Why the Washington State fish farm collapse is an “unlikely event” in B.C.
Industry veterans say that the salmon farming industry practice of adopting state-of-the art technology to clean pen nets in B.C. is among the world’s best
Two of Canada’s leading experts on aquaculture engineering say it’s highly unlikely that the net collapse of a salmon farm in Washington State, can happen in British Columbia.
The industry veterans said that regular net cleaning measures, solid engineering with huge margins for impacts by tidal variance and the salmon farming’s industry practice of adopting state-of-the art technology to clean nets, makes what happened in Washington state an “unlikely event” in BC.
Washington state officials this week cancelled a lease with Cooke Aquaculture Pacific at the site where net pens holding farmed Atlantic salmon collapsed last summer, releasing tens of thousands non-native fish into Puget Sound, local media reported.
The Canada-based company was found negligent for failing to adequately clean its nets, and investigators said that directly contributed to the net-pen failure in August at the facility. They found that the nets failed because they were excessively laden with mussels and other marine organisms. That increased the drag on the nets from tidal currents and overwhelmed the mooring system.
Cooke has criticized the state’s investigation as incomplete and inaccurate. The company disputed the report’s findings, including its accounting of fish, according to CBC.
The incident is being used by the anti- fish farming lobby to push for a ban on ocean pens in the Pacific Northwest, including in BC.
“I can’t comment on what went on down there but I can tell you that the systems in place here and measures taken at BC fish farms almost negate the chances of a net collapse in BC waters,” said Kevin Onclin, who operates Badinotti Net Services on Vancouver Island.
Onclin said the robust engineering standards for the ocean pens used here are among the most stringent in the world and the cleaning standards mirror that of the practice in Norway and Scotland.
“Nets here are cleaned as often as once every two weeks or three times a month depending on the season,” said Onclin, whose specialized business of cleaning fish farm nets has been in operation for the last 30 years.
“I work with virtually all the fish farms and I can tell you that they all know clean nets equals healthy fish,” said Onclin, whose team uses remote-controlled underwater pressure washers or “net-cleaning robots” to strip nets of fouling material like algae and barnacles.
“The fish farm industry here in BC sets very high standards for itself, even more than what regulation requires,” said Onclin.

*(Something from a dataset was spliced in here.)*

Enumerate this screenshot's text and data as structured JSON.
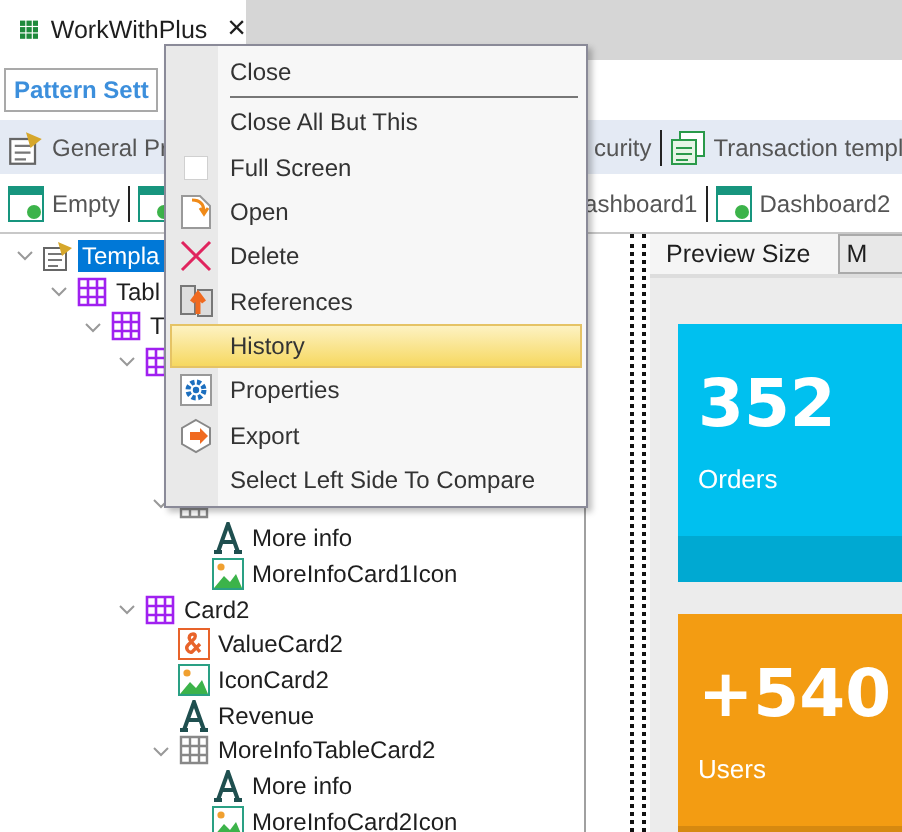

Marine engineer Matt Clarke of Poseidon Ocean Systems in Campbell River said it’s not in any farmer’s interest to have heavily fouled nets because it blocks good water flow which salmon need to thrive.
He said the engineering systems used on BC fish farms are robust enough to withstand collapse even if the nets are heavily fouled.
“The farms here have employed an anti-fouling regiment that is world class…given all things being equal, what happened in Washington, is an unlikely event here,” he said.
“We work with all of the major operations here and I’ve never seen a farm break up like it did down in Washington.”
Jeremy Dunn, the Executive director of the BC Salmon Farmers Association (BCSFA) said: “Our members have made significant investments in their operations over the past few years to ensure containment of fish, structural integrity of farm systems, and precisely engineered mooring.”
“Their record on minimizing fish escapes shows that these investments are paying off,” Dunn said.